Corporate Media: A by now established term for corporate communication 4.0. It encompasses all communication and marketing activities of companies in the digital world.
Paid Media: Includes all paid advertising on external channels (e.g. advertisement in daily newspapers, banners on external websites, etc.).
Owned Media: Describes all publications (corporate publishing) that a company creates and publishes itself.
Earned Media: Includes all independent editorial publications about a company that are published without a direct order from the company.
Crossmedia: Describes the networked use of different communication/advertising channels in the context of communication and marketing activities. In particular, the coordinated use of offline and online channels is much discussed in this context.
Corporate Newsroom: Organizational model for the efficient control of networked communication activities in companies. The newsroom or news desk is a tried and tested organizational concept in the media industry.
Integrated communication: Ensuring the content and formal coordination/networking of all communication measures within a company. In practice, this often represents a major challenge due to the numerous measures/channels, high volume of data and different responsibilities.
Storytelling: In corporate media, storytelling is a form of advertising that ideally does not advertise the product itself, but tells a story about the product that is emotionally charged and often rich in images. This leads to a paradigm shift away from “brand-centered” stories towards “customer-centered” ones. See also here…
Customer Journey: Describes the “journey” of a customer from the first contact with a brand, service or product to the actual purchase or use of the service. This is associated with the assumption that a uniform image of the brand should be conveyed at all stations and that the journey should be as pleasant as possible so that a purchase is made.
Content strategy: A content strategy regulates the deliberate and efficient handling of (digital) content in corporate communications. The content strategy ensures a uniform appearance and a meaningful sequence of the publications of an organisation, which ultimately convey a uniform brand image.
Touchpoints: Designates all points of contact between consumers and a brand.
Touchpoint management: Ensures that all touchpoints are networked in such a way that the customer journey is as positive as possible and that the customer receives a uniform and positive impression of the brand at all points of contact.
Brand communication: umbrella term for all communication activities aimed at creating a uniform brand image, i.e. corporate identity.
360-degree communication: Sending communication messages via various channels. Today, those responsible for communication rather strive for integrated communication, in which channels are played specifically with a view to the different target groups.

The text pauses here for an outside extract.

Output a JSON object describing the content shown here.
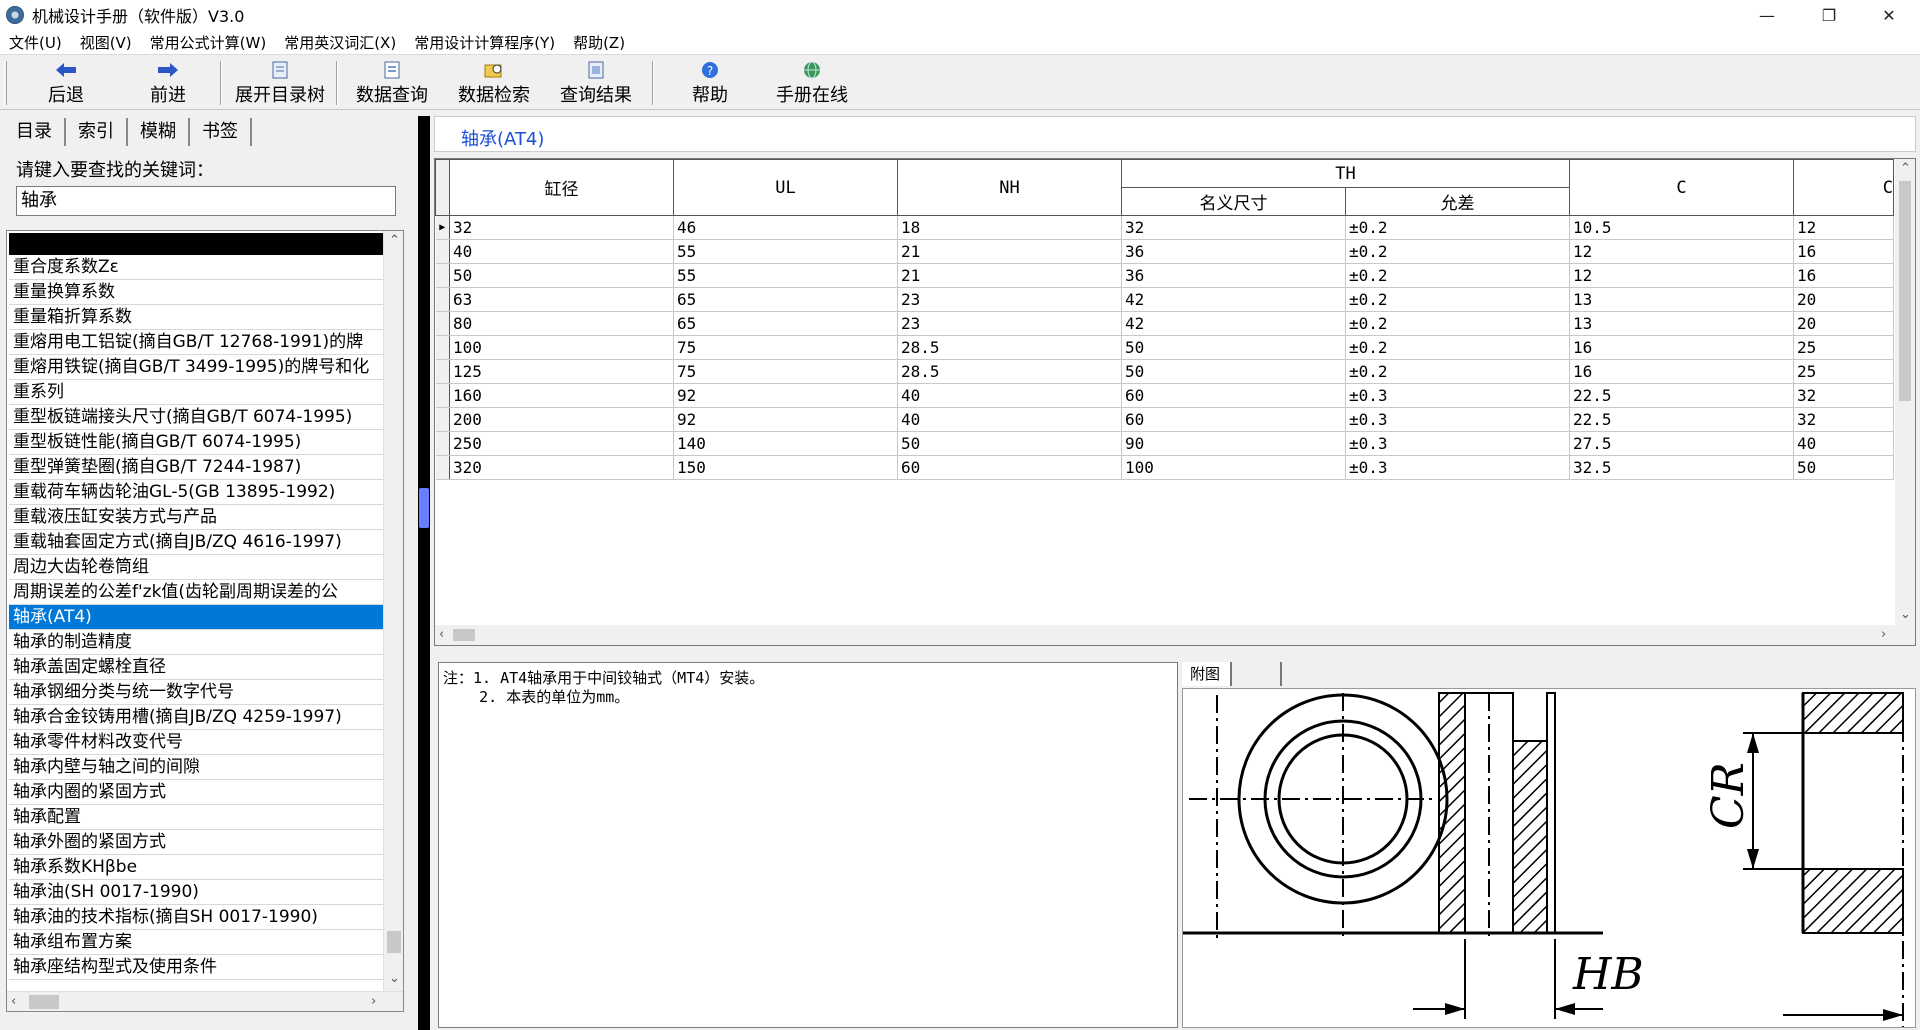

Corporate publishing: umbrella term for journalistic and periodic corporate communication with its own media (see Owned Media).
Digital communication: Communication that takes place with the help of digital media, e.g. on the Internet via social media channels, email or video platforms etc. The transition from the analogue world to digital communication is also referred to as digital transformation.
Corporate Management System: Software for the collaborative creation, editing and organization of content. A uniform CMS or coordinated interfaces between different systems facilitate the integrated communication of the company.
Digital transformation: Identification of the effects of digitalization on existing business models. Often not only individual functions and business areas are affected, but the entire value chain. Digital transformation uses the potential of the integration and implementation of new technologies as an opportunity to change existing business models.